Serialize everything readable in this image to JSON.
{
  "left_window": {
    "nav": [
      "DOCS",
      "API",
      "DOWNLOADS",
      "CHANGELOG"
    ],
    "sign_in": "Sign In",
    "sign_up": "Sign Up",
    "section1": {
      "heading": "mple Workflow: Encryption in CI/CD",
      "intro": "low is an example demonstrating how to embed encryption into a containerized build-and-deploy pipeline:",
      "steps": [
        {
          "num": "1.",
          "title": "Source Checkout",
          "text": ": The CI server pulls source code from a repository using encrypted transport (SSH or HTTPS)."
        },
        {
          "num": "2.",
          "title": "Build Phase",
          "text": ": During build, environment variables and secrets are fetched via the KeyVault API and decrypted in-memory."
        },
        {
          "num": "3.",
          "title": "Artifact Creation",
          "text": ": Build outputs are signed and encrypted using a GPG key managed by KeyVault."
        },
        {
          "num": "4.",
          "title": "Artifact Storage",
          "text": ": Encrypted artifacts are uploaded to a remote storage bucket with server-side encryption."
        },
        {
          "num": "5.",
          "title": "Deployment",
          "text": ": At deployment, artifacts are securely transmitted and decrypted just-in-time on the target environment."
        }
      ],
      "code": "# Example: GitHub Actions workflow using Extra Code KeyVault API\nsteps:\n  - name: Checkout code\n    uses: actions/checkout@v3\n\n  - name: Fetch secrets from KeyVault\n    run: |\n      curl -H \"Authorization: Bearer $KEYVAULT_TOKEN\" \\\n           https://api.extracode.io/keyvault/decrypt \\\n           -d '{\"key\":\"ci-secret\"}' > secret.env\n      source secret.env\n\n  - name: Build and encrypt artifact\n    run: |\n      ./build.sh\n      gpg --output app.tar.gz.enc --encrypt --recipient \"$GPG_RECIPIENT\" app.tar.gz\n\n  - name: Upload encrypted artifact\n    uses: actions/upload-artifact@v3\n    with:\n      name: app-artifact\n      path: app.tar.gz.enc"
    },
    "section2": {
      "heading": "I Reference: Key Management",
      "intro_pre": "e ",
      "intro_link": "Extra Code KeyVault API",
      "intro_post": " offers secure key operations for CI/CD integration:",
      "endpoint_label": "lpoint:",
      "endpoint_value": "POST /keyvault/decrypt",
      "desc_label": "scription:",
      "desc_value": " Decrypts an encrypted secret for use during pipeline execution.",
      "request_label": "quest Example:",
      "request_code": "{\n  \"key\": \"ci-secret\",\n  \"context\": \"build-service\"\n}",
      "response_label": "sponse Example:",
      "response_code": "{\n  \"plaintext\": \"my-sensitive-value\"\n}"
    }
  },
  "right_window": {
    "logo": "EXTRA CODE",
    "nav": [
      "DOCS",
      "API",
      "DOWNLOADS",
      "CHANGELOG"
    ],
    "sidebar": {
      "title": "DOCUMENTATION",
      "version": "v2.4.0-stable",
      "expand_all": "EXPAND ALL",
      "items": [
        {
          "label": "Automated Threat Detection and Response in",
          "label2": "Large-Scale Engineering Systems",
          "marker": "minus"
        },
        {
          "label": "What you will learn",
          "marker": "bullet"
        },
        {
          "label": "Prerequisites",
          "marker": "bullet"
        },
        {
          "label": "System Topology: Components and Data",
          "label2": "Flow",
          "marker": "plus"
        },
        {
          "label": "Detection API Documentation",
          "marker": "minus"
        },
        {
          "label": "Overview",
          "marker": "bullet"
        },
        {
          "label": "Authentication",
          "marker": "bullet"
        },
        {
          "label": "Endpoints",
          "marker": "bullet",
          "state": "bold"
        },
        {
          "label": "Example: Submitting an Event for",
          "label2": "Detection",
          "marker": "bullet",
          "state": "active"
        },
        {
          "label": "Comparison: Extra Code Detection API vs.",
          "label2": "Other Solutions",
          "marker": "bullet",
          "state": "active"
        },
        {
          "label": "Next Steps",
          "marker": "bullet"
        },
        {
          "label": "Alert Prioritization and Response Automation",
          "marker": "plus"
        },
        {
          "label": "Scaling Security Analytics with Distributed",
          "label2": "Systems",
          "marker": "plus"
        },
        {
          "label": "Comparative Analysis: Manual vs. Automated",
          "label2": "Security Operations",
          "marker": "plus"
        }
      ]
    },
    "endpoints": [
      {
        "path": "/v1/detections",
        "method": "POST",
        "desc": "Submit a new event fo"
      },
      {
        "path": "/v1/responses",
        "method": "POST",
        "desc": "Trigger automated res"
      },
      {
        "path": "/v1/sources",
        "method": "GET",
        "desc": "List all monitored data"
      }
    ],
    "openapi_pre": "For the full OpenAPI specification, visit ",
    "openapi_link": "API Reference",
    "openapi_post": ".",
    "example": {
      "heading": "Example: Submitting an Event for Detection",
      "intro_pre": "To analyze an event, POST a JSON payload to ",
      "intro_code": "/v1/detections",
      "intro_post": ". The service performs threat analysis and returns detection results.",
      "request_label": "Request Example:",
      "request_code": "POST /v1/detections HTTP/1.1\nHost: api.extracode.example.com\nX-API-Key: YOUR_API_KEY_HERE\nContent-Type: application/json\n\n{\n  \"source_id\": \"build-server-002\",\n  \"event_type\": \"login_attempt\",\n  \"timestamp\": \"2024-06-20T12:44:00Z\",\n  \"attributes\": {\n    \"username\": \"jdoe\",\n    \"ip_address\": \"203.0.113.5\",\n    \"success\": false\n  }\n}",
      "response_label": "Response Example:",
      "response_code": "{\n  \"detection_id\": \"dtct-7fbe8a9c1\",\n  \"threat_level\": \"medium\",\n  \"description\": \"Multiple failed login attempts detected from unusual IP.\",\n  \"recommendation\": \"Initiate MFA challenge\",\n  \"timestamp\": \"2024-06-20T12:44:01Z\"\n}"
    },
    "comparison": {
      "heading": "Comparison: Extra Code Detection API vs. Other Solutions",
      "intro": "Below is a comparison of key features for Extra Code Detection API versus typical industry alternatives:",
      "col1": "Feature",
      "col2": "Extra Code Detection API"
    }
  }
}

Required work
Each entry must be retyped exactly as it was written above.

Your solution
Serialize everything readable in this image to JSON.
{
  "left_window": {
    "nav": [
      "DOCS",
      "API",
      "DOWNLOADS",
      "CHANGELOG"
    ],
    "sign_in": "Sign In",
    "sign_up": "Sign Up",
    "section1": {
      "heading": "mple Workflow: Encryption in CI/CD",
      "intro": "low is an example demonstrating how to embed encryption into a containerized build-and-deploy pipeline:",
      "steps": [
        {
          "num": "1.",
          "title": "Source Checkout",
          "text": ": The CI server pulls source code from a repository using encrypted transport (SSH or HTTPS)."
        },
        {
          "num": "2.",
          "title": "Build Phase",
          "text": ": During build, environment variables and secrets are fetched via the KeyVault API and decrypted in-memory."
        },
        {
          "num": "3.",
          "title": "Artifact Creation",
          "text": ": Build outputs are signed and encrypted using a GPG key managed by KeyVault."
        },
        {
          "num": "4.",
          "title": "Artifact Storage",
          "text": ": Encrypted artifacts are uploaded to a remote storage bucket with server-side encryption."
        },
        {
          "num": "5.",
          "title": "Deployment",
          "text": ": At deployment, artifacts are securely transmitted and decrypted just-in-time on the target environment."
        }
      ],
      "code": "# Example: GitHub Actions workflow using Extra Code KeyVault API\nsteps:\n  - name: Checkout code\n    uses: actions/checkout@v3\n\n  - name: Fetch secrets from KeyVault\n    run: |\n      curl -H \"Authorization: Bearer $KEYVAULT_TOKEN\" \\\n           https://api.extracode.io/keyvault/decrypt \\\n           -d '{\"key\":\"ci-secret\"}' > secret.env\n      source secret.env\n\n  - name: Build and encrypt artifact\n    run: |\n      ./build.sh\n      gpg --output app.tar.gz.enc --encrypt --recipient \"$GPG_RECIPIENT\" app.tar.gz\n\n  - name: Upload encrypted artifact\n    uses: actions/upload-artifact@v3\n    with:\n      name: app-artifact\n      path: app.tar.gz.enc"
    },
    "section2": {
      "heading": "I Reference: Key Management",
      "intro_pre": "e ",
      "intro_link": "Extra Code KeyVault API",
      "intro_post": " offers secure key operations for CI/CD integration:",
      "endpoint_label": "lpoint:",
      "endpoint_value": "POST /keyvault/decrypt",
      "desc_label": "scription:",
      "desc_value": " Decrypts an encrypted secret for use during pipeline execution.",
      "request_label": "quest Example:",
      "request_code": "{\n  \"key\": \"ci-secret\",\n  \"context\": \"build-service\"\n}",
      "response_label": "sponse Example:",
      "response_code": "{\n  \"plaintext\": \"my-sensitive-value\"\n}"
    }
  },
  "right_window": {
    "logo": "EXTRA CODE",
    "nav": [
      "DOCS",
      "API",
      "DOWNLOADS",
      "CHANGELOG"
    ],
    "sidebar": {
      "title": "DOCUMENTATION",
      "version": "v2.4.0-stable",
      "expand_all": "EXPAND ALL",
      "items": [
        {
          "label": "Automated Threat Detection and Response in",
          "label2": "Large-Scale Engineering Systems",
          "marker": "minus"
        },
        {
          "label": "What you will learn",
          "marker": "bullet"
        },
        {
          "label": "Prerequisites",
          "marker": "bullet"
        },
        {
          "label": "System Topology: Components and Data",
          "label2": "Flow",
          "marker": "plus"
        },
        {
          "label": "Detection API Documentation",
          "marker": "minus"
        },
        {
          "label": "Overview",
          "marker": "bullet"
        },
        {
          "label": "Authentication",
          "marker": "bullet"
        },
        {
          "label": "Endpoints",
          "marker": "bullet",
          "state": "bold"
        },
        {
          "label": "Example: Submitting an Event for",
          "label2": "Detection",
          "marker": "bullet",
          "state": "active"
        },
        {
          "label": "Comparison: Extra Code Detection API vs.",
          "label2": "Other Solutions",
          "marker": "bullet",
          "state": "active"
        },
        {
          "label": "Next Steps",
          "marker": "bullet"
        },
        {
          "label": "Alert Prioritization and Response Automation",
          "marker": "plus"
        },
        {
          "label": "Scaling Security Analytics with Distributed",
          "label2": "Systems",
          "marker": "plus"
        },
        {
          "label": "Comparative Analysis: Manual vs. Automated",
          "label2": "Security Operations",
          "marker": "plus"
        }
      ]
    },
    "endpoints": [
      {
        "path": "/v1/detections",
        "method": "POST",
        "desc": "Submit a new event fo"
      },
      {
        "path": "/v1/responses",
        "method": "POST",
        "desc": "Trigger automated res"
      },
      {
        "path": "/v1/sources",
        "method": "GET",
        "desc": "List all monitored data"
      }
    ],
    "openapi_pre": "For the full OpenAPI specification, visit ",
    "openapi_link": "API Reference",
    "openapi_post": ".",
    "example": {
      "heading": "Example: Submitting an Event for Detection",
      "intro_pre": "To analyze an event, POST a JSON payload to ",
      "intro_code": "/v1/detections",
      "intro_post": ". The service performs threat analysis and returns detection results.",
      "request_label": "Request Example:",
      "request_code": "POST /v1/detections HTTP/1.1\nHost: api.extracode.example.com\nX-API-Key: YOUR_API_KEY_HERE\nContent-Type: application/json\n\n{\n  \"source_id\": \"build-server-002\",\n  \"event_type\": \"login_attempt\",\n  \"timestamp\": \"2024-06-20T12:44:00Z\",\n  \"attributes\": {\n    \"username\": \"jdoe\",\n    \"ip_address\": \"203.0.113.5\",\n    \"success\": false\n  }\n}",
      "response_label": "Response Example:",
      "response_code": "{\n  \"detection_id\": \"dtct-7fbe8a9c1\",\n  \"threat_level\": \"medium\",\n  \"description\": \"Multiple failed login attempts detected from unusual IP.\",\n  \"recommendation\": \"Initiate MFA challenge\",\n  \"timestamp\": \"2024-06-20T12:44:01Z\"\n}"
    },
    "comparison": {
      "heading": "Comparison: Extra Code Detection API vs. Other Solutions",
      "intro": "Below is a comparison of key features for Extra Code Detection API versus typical industry alternatives:",
      "col1": "Feature",
      "col2": "Extra Code Detection API"
    }
  }
}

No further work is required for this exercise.